Horry County Council is within one ordinance reading of establishing a permanent slush fund for pet projects using 60% of Hospitality Fee collections countywide as the revenue source.
A 2.5% hospitality fee tax is collected on prepared foods and drinks, admissions and lodging throughout the county.
Forty percent of the revenue (1% of the total 2.5% tax) is returned to the original jurisdiction (incorporated areas or the county for unincorporated area collections) in which the tax is collected. The remaining 60 percent of the revenue (1.5% of the total 2.5% tax) goes to Horry County specifically to pay off bonds issued for Ride I road projects.
Some of those bonds will be paid off in 2017 with the remaining bonds projected to be paid off in 2019. When the Hospitality Fee legislation was passed over 20 years ago, county council established a sunset provision for the 1.5% portion pledged for bonds.
In other words, 60 percent of the Hospitality Fee was supposed to go away when those Ride I bonds were paid off.
But, once a tax is created, government hates to see it destroyed.
Therefore, county council is moving rapidly to remove the sunset clause and allow the full 2.5% tax to be collected ad infinitum. According to county administrator Chris Eldridge, this tax currently collects approximately $38 million in revenue to the county annually.
To put that amount into perspective, $38 million is approximately 25 percent of the county’s general fund budget for Fiscal Year 2018, which begins July 1, 2017.
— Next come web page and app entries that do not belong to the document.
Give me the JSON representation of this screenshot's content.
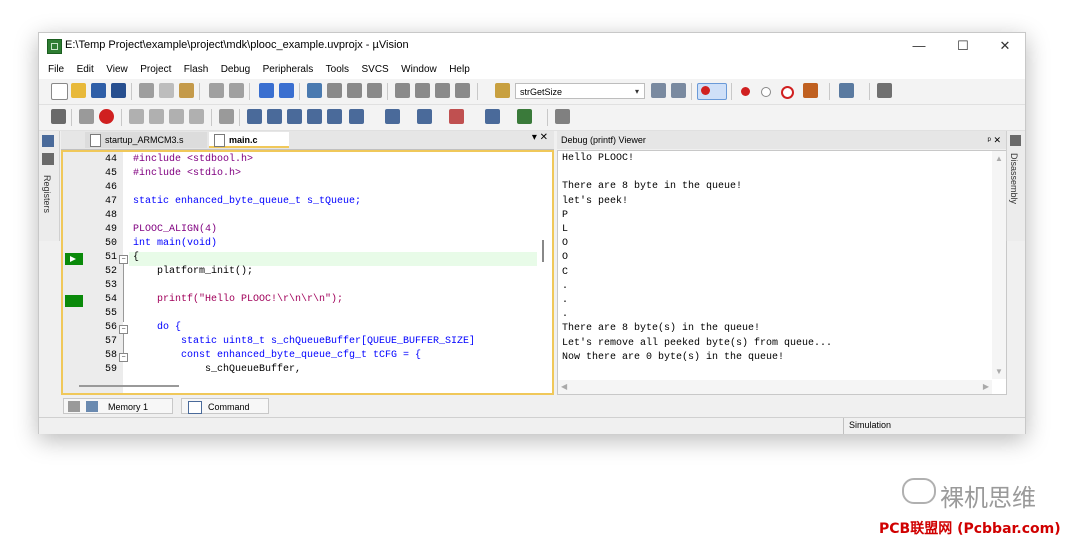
{
  "window": {
    "title": "E:\\Temp Project\\example\\project\\mdk\\plooc_example.uvprojx - µVision",
    "controls": {
      "minimize": "—",
      "maximize": "☐",
      "close": "✕"
    }
  },
  "menu": [
    "File",
    "Edit",
    "View",
    "Project",
    "Flash",
    "Debug",
    "Peripherals",
    "Tools",
    "SVCS",
    "Window",
    "Help"
  ],
  "toolbar": {
    "find_combo_value": "strGetSize"
  },
  "side_panels": {
    "left": "Registers",
    "right": "Disassembly"
  },
  "editor": {
    "tabs": [
      "startup_ARMCM3.s",
      "main.c"
    ],
    "active_tab": "main.c",
    "panel_controls": "▾ ✕",
    "lines": [
      {
        "num": "44",
        "code": "#include <stdbool.h>"
      },
      {
        "num": "45",
        "code": "#include <stdio.h>"
      },
      {
        "num": "46",
        "code": ""
      },
      {
        "num": "47",
        "code": "static enhanced_byte_queue_t s_tQueue;"
      },
      {
        "num": "48",
        "code": ""
      },
      {
        "num": "49",
        "code": "PLOOC_ALIGN(4)"
      },
      {
        "num": "50",
        "code": "int main(void)"
      },
      {
        "num": "51",
        "code": "{"
      },
      {
        "num": "52",
        "code": "    platform_init();"
      },
      {
        "num": "53",
        "code": ""
      },
      {
        "num": "54",
        "code": "    printf(\"Hello PLOOC!\\r\\n\\r\\n\");"
      },
      {
        "num": "55",
        "code": ""
      },
      {
        "num": "56",
        "code": "    do {"
      },
      {
        "num": "57",
        "code": "        static uint8_t s_chQueueBuffer[QUEUE_BUFFER_SIZE]"
      },
      {
        "num": "58",
        "code": "        const enhanced_byte_queue_cfg_t tCFG = {"
      },
      {
        "num": "59",
        "code": "            s_chQueueBuffer,"
      }
    ]
  },
  "debug_viewer": {
    "title": "Debug (printf) Viewer",
    "controls": "ᵖ ✕",
    "lines": [
      "Hello PLOOC!",
      "",
      "There are 8 byte in the queue!",
      "let's peek!",
      "P",
      "L",
      "O",
      "O",
      "C",
      ".",
      ".",
      ".",
      "There are 8 byte(s) in the queue!",
      "Let's remove all peeked byte(s) from queue...",
      "Now there are 0 byte(s) in the queue!"
    ]
  },
  "bottom_tabs": [
    "Memory 1",
    "Command"
  ],
  "status": {
    "mode": "Simulation"
  },
  "watermark": {
    "cn": "裸机思维",
    "url": "PCB联盟网 (Pcbbar.com)"
  },
  "colors": {
    "current_line": "#e8fbe8",
    "exec_marker": "#0a8a0a",
    "editor_border": "#f0c85a",
    "keyword": "#0000ff",
    "string": "#a0005a",
    "preproc": "#800080"
  }
}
The revenue from this tax would not go directly into the general fund. According to state law, it must be spent on tourism related projects.